The current installment of this vital and distingished annual, while crammed with the usual abundance of excellent writing, seems a little less vigorous, less surprising, than some of its predecessors. Perhaps that's because the selections seem unduly categorical (more on that presently); drawn from too many academic-oriented journals too much like one another -- or maybe it's just that previous ''Pushcarts'' have led us to expect too much.
The fiction, for example, is very uneven.
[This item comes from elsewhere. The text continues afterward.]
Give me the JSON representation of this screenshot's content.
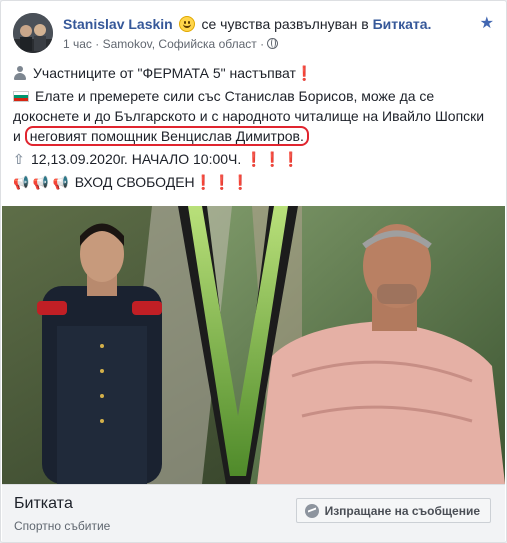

There's real wit and power in Edmund White's ''A Man of the World,'' about a homosexual childhood, and in ''Happy Boy, Allen,'' another of Mary Robison's deft, resonant portrayals of alienated young moderns. Yet a similar story by the equally gifted Jayne Ann Phillips seems predictable and tired -- and stories by Joyce Carol Oates, Guy Davenport, and Cynthia Ozick strike me as pale-mannered copies of things they've all done before, and done bettter. I did admire Barbara Bedway's ''Death and Lebanon,'' about the fears that continue to dog the lives of people ''saved'' from violent societies, and Barbara Thompson's ''Tattoo,'' a darkly ironic tale of cultural misunderstanding interwoven with self-delusion.
Domestic and familial concerns dominate the poetry -- though Rita Dove's ''Dusting'' and Sharon Olds's ''The Quest'' rise memorably beyond category. Real metrical ingenuity distinguishes Mary Oliver's ''The Gardens,'' Marcia Southwick's eerie ''The Body,'' and Stanley Kunitz's lovely, Lawrencian ''The Snakes of September.'' The choice item is Charles Wright's impressive dream poem , redolent of Whitman and Hart Crane, ''The Southern Cross.''
If there are too many essays lamenting the contemporary erosion of literacy, it's nice at least that these include Christopher Clausen's elegant ''Poetry in a Discouraging Time'' and Thom Gunn's moving tribute to his mentor and friend Yvor Winters. Even better are two long essays about the literature of commitment: Carolyn Forche's account of her eye-opening experiences in El Salvador, and Terrence Des Pres's admiring review of Bertolt Brecht's poems (for ''The Way They Stand Up Against the World in Which They Were Written'').
As you see, my reservations aren't that serious after all. ''Pushcart VII'' obviously belongs on your shelf along with all its companions.